The Onix software development process is flexible and adaptable, allowing us to work with our clients in a way that suits their specific needs. We understand that every business is different and tailor our approach to each project.
The first step in our process is Project Discovery Stage. We take the time to learn about the client’s business, their goals, and what they need the software to do. This information forms the basis of our solution design.
Once we have a clear understanding of the requirements, we start to develop the solution. We use various techniques and tools to create high-quality software that meets clients' needs.
Throughout the development process, we keep the client updated on our progress. We also provide regular feedback so they can see how the software is coming along.
Once the software is complete, we test its final version to ensure it meets all the requirements. Once the client is happy with the software, we deploy it and provide support as needed.
It takes genuine expertise and group effort to transport one idea into life. For that, you should find a proven software company with one contact person gifted with people skills who can rally the troops when necessary.
A mutually beneficial process is when a client hires one IT company - not many. A client can be better assured that one software team will do their best for the most optimal software development organizational structure that is both time-efficient and cost-effective. After all, a single manager can target the results more accurately.
At Onix, we offer a wide range of IT services, from extreme programming and systems development to software design. Thus, if you require a professional team to kickstart your project with a properly chosen SDCL model and see the power of PMs for your product’s successful launch, just drop us a line, and we’ll get back to you soon.
The software development process is a set of activities to create a software product. These activities can be divided into four main categories: requirements gathering, design, implementation and testing, and deployment to release.
There are several different types of software development models, each with its advantages and disadvantages. The most common models are the waterfall, the spiral, the iterative, the prototyping, and the incremental software development models.
There is no one-size-fits-all answer to this question. The best model for your project will depend on several factors, including the project's size and complexity, your team's needs, and the delivery timeline.

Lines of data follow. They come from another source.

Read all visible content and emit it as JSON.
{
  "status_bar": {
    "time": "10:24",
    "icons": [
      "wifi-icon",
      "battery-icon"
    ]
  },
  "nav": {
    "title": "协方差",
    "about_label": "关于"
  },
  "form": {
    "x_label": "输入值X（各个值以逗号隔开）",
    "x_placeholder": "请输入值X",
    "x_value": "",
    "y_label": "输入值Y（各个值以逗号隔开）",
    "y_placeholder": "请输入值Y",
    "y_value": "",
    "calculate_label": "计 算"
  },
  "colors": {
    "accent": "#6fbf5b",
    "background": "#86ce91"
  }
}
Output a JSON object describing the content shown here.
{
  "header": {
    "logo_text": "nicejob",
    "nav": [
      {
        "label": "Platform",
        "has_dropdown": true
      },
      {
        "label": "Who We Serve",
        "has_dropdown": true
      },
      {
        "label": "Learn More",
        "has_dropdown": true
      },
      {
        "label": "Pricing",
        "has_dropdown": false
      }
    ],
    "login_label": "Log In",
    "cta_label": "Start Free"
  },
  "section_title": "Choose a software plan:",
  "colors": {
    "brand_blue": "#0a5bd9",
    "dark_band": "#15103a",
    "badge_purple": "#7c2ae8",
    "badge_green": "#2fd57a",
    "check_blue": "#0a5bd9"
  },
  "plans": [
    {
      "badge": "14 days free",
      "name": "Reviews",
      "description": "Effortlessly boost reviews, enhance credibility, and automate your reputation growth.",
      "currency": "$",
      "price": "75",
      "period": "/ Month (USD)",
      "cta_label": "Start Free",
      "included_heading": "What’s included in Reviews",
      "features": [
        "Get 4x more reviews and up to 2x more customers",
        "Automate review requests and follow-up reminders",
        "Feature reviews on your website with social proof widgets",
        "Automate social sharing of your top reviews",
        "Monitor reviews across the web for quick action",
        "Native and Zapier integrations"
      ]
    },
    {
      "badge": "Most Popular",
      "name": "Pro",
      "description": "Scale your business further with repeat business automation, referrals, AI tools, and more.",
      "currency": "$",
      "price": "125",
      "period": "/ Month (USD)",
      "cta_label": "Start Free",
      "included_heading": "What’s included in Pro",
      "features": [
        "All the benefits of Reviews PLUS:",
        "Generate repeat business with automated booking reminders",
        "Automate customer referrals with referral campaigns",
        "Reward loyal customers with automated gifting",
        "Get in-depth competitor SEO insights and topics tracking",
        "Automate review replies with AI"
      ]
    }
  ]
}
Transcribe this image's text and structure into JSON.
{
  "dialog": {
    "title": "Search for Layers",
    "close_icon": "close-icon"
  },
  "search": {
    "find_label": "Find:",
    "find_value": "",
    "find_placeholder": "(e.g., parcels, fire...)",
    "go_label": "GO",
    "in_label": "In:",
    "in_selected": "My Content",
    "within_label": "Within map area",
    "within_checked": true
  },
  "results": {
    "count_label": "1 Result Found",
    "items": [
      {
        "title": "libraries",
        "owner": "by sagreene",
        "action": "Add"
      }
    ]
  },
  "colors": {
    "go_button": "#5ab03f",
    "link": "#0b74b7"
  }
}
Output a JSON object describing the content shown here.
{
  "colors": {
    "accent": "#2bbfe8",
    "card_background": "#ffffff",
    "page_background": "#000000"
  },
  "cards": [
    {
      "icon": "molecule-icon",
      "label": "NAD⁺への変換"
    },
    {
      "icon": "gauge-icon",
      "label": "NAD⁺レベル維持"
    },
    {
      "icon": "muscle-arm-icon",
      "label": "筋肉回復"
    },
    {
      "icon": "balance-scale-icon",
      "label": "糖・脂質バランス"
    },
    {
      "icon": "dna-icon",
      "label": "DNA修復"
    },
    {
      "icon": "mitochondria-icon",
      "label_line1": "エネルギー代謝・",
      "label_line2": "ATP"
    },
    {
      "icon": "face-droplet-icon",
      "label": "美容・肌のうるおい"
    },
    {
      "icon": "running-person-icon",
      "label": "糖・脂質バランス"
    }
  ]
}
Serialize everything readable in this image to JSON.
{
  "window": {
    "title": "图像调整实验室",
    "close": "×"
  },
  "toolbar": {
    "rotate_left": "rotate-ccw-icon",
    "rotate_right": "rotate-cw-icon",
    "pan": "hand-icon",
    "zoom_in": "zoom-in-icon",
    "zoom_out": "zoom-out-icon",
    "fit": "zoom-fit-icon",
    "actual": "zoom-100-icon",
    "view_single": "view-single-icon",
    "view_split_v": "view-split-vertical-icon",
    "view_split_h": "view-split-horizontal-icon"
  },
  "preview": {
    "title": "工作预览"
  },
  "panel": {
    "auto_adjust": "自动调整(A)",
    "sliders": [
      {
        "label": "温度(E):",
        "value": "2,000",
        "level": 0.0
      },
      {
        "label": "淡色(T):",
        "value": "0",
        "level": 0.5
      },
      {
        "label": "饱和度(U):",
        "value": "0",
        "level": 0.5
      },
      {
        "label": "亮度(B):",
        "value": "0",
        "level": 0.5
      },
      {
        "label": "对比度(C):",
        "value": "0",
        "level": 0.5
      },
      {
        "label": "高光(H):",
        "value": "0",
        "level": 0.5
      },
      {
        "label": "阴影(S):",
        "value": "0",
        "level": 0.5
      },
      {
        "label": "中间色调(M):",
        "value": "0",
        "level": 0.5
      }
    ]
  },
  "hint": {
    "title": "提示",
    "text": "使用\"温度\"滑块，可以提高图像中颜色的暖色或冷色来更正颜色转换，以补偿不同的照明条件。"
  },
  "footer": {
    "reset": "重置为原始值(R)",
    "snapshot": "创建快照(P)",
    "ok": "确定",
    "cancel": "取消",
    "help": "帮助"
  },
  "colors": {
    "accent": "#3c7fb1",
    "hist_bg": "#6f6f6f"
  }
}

A software development kit (SDK) is a set of tools that helps you develop applications for a specific platform. For example, the Android SDK provides tools for developing Android apps.
There are many ways to accelerate the software development process. Still, some standard techniques include:
- Using agile methodology: This approach helps teams work more efficiently by breaking projects down into smaller pieces and completing them in iterations.
- Automating repetitive tasks: Automation can help save time on often repeated tasks, such as testing and builds.
- Setting up a continuous integration/delivery pipeline: This can help team members get feedback on their work more quickly and make pushing code changes into production easier.
- Implementing DevOps practices: Adopting DevOps practices such as infrastructure as code and automation can help speed up the software development process by making it easier to provision resources and deploy code changes.
- Using containers: Containers can help package dependencies and isolate applications, making it easier to deploy and test code changes.
- Using cloud-based services: Cloud-based services can provide on-demand resources that can be used to speed up the software development process.